Losing Them to the Digital Realm


pains are conceived

through the screams of loneliness

that reside in the chests

of this coming generation

our babies are birthed

through the mouth of technology

with headphones on their ears

remote controls in their palm

their fingers 

barely long enough

to wrap the control

and press the buttons

some grown folk find it cute

and allow these children

to master the game

unsupervised and unstructured

retarding their development

as video games replace time

the new babysitting service

four, eight, even twelve hours

some parents subscribe to

just so they could live selfishly

unmindful of the neglect

from all the hours of playing

instead of feeding their brains

with reading and mathematics

a quarter of their time towards homework

our children are being raised

in distance and disconnect

as they grow from toddlers

to teens, then adults

incompetent to socially interact

because human synergies are weird

and conversations are difficult

as the digital world

becomes the only thing

to bring forth comfort

to their social awkwardness

as eye contact is nulled

ambitions become snuffed

from a lack of fortitude

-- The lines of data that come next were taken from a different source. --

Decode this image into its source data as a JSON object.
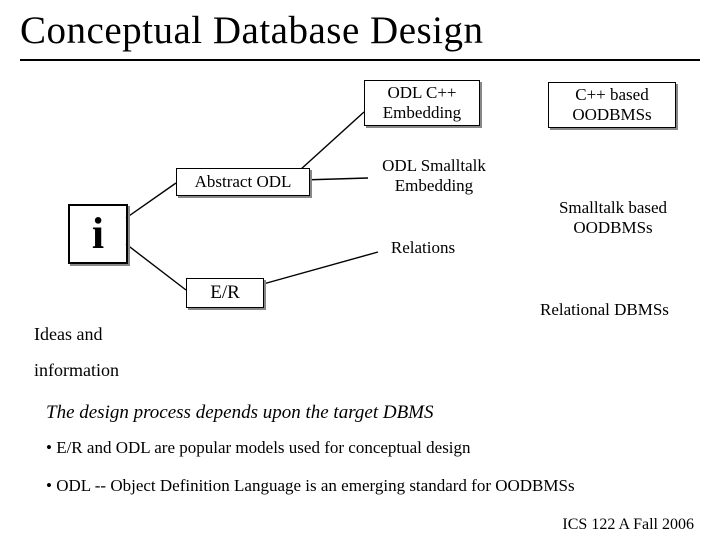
{
  "title": "Conceptual Database Design",
  "info_icon_glyph": "i",
  "nodes": {
    "abstract_odl": "Abstract ODL",
    "er": "E/R",
    "odl_cpp": "ODL C++\nEmbedding",
    "odl_smalltalk": "ODL Smalltalk\nEmbedding",
    "relations": "Relations",
    "cpp_dbms": "C++ based\nOODBMSs",
    "smalltalk_dbms": "Smalltalk based\nOODBMSs",
    "relational_dbms": "Relational DBMSs"
  },
  "labels": {
    "ideas": "Ideas and",
    "information": "information"
  },
  "notes": {
    "line1": "The  design process depends upon the target DBMS",
    "line2": "• E/R and ODL are popular models used for conceptual design",
    "line3": "• ODL -- Object Definition Language is an emerging standard for OODBMSs"
  },
  "footer": "ICS 122 A Fall 2006"
}
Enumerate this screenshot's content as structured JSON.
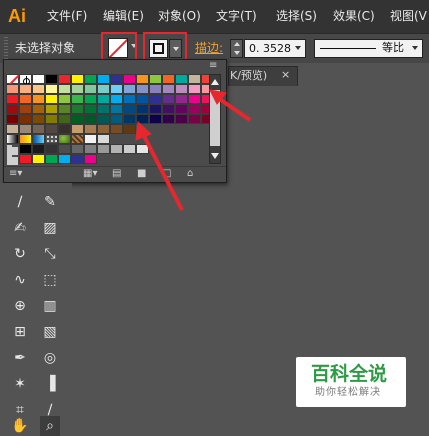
{
  "app": {
    "logo": "Ai"
  },
  "menu": {
    "items": [
      "文件(F)",
      "编辑(E)",
      "对象(O)",
      "文字(T)",
      "选择(S)",
      "效果(C)",
      "视图(V"
    ]
  },
  "control_bar": {
    "selection_status": "未选择对象",
    "stroke_label": "描边:",
    "stroke_weight": "0. 3528",
    "profile_label": "等比"
  },
  "doc_tab": {
    "title": "K/预览)",
    "close": "×"
  },
  "swatches_panel": {
    "menu_icon": "≡",
    "rows": [
      [
        "none",
        "registration",
        "#ffffff",
        "#000000",
        "#e8262e",
        "#fff200",
        "#00a651",
        "#00aeef",
        "#2e3192",
        "#ec008c",
        "#f7941d",
        "#8dc63f",
        "#f26522",
        "#00a99d",
        "#c2b59b",
        "#ef4136"
      ],
      [
        "#f7977a",
        "#fbad82",
        "#fdc689",
        "#fff799",
        "#c4df9b",
        "#a3d39c",
        "#82ca9c",
        "#7accc8",
        "#6dcff6",
        "#7da7d9",
        "#8393ca",
        "#8781bd",
        "#a187be",
        "#bd8cbf",
        "#f49ac2",
        "#f6989d"
      ],
      [
        "#ed1c24",
        "#f26522",
        "#f7941d",
        "#fff200",
        "#8dc63f",
        "#39b54a",
        "#00a651",
        "#00a99d",
        "#00aeef",
        "#0072bc",
        "#0054a6",
        "#2e3192",
        "#662d91",
        "#92278f",
        "#ec008c",
        "#ed145b"
      ],
      [
        "#9e0b0f",
        "#a0410d",
        "#a36209",
        "#aba000",
        "#598527",
        "#1a7b30",
        "#007236",
        "#00746b",
        "#0076a3",
        "#004a80",
        "#003471",
        "#1b1464",
        "#440e62",
        "#630460",
        "#9e005d",
        "#9e0039"
      ],
      [
        "#790000",
        "#7b2e00",
        "#7d4900",
        "#827b00",
        "#406618",
        "#005e20",
        "#005826",
        "#005952",
        "#005b7f",
        "#003663",
        "#002157",
        "#0d004c",
        "#32004b",
        "#4b0049",
        "#7b0046",
        "#7a0026"
      ],
      [
        "#c7b299",
        "#998675",
        "#736357",
        "#534741",
        "#37302a",
        "#c69c6d",
        "#a67c52",
        "#8c6239",
        "#754c24",
        "#603913"
      ],
      [
        "grad-white-black",
        "grad-orange-yellow",
        "grad-blue",
        "pattern-dots",
        "pattern-leaf",
        "pattern-brown",
        "#f2f2f2",
        "#d9d9d9"
      ],
      [
        "folder",
        "#000000",
        "#1a1a1a",
        "#333333",
        "#4d4d4d",
        "#666666",
        "#808080",
        "#999999",
        "#b3b3b3",
        "#cccccc",
        "#e6e6e6"
      ],
      [
        "folder",
        "#ed1c24",
        "#fff200",
        "#00a651",
        "#00aeef",
        "#2e3192",
        "#ec008c"
      ]
    ]
  },
  "annotations": {
    "highlight_color": "#e8262e"
  },
  "watermark": {
    "title": "百科全说",
    "subtitle": "助你轻松解决"
  },
  "toolbox": {
    "tools": [
      "paintbrush-icon",
      "pencil-icon",
      "blob-brush-icon",
      "eraser-icon",
      "rotate-icon",
      "scale-icon",
      "warp-icon",
      "free-transform-icon",
      "shape-builder-icon",
      "perspective-grid-icon",
      "mesh-icon",
      "gradient-icon",
      "eyedropper-icon",
      "blend-icon",
      "symbol-sprayer-icon",
      "column-graph-icon",
      "artboard-icon",
      "slice-icon",
      "hand-icon",
      "zoom-icon"
    ]
  }
}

trust me, no child wants this

they should be taught about balance

and shown what they can reap through discipline

yeah, gaming is fun

but there’s no substitute

to the fortification they deserve

deep down, there’s a solitude

being strengthened through graphics

represented through a fantasy world

that they portray as real

this lack of communion 

increases desensitization 

diminishes empathy

while their core really wants

your time and attention

nothing replaces physical contact

nor human affection

nothing replaces the time that slips away

with the heartless cyber world 

so, drop the controls

hug, kiss and laugh

go to the park and run around

set precedence of a healthy relationship

before we lose them all

to the darkness of this realm. 

©2017 Liza Morales 


Janet ♡ Carlos


In 1948, he was born in Aibonito, Puerto Rico, the first of four children, all born at home. My grandparents didn’t have much and lived in poor conditions; eating lots of eggs and rice, in a tin house which does not exist today. Despite the lack of money, they were extremely rich in love. As a young boy, my dad ultimately moved to New York and was raised in Spanish Harlem. 

By the time Mom was born in 1951, her family had already migrated to New York from Arecibo, Puerto Rico. She was born in Bellevue Hospital on 1st Avenue and was also raised in Spanish Harlem.

Mom and Dad met in ‘El Barrio’ and he became her boyfriend when she was 13. Eventually, he was drafted into the Navy but the separation only strengthened their love. As soon as he was honorably discharged, she married him at the age of 18 and gave birth to my brother at 19. My parents didn’t want to stay in Spanish Harlem, so they moved to the Bronx and lived in the second floor apartment at my paternal grandparents’ house. A couple of years later, we moved to Gun Hill Road until they were able to save enough money to buy a house of their own, which they eventually did. It is the same home I live in today. 

My parents were awesome providers and made huge sacrifices to ensure we lived comfortably. They had a total of three children. They fed us, clothed us, loved us, schooled us, sheltered us and placed us all in private school (which Mom always claimed, “Education is the best gift we could give you”). Their hugest priority was always us and for that I love them eternally. They loved us unconditionally and their example taught me how to love my children the same way. Even their love for one another was exemplary. They demonstrated love as a verb. 

In 2008, death separated them after 39 years of marriage but it was temporary. Only seven months later, he died and joined her. There was no life without the other. “Until death do us apart” was their mantra and now they rest in peace and eternal love … together, until infinity.

[Photo captured at the Copacabana, NYC, early 80s]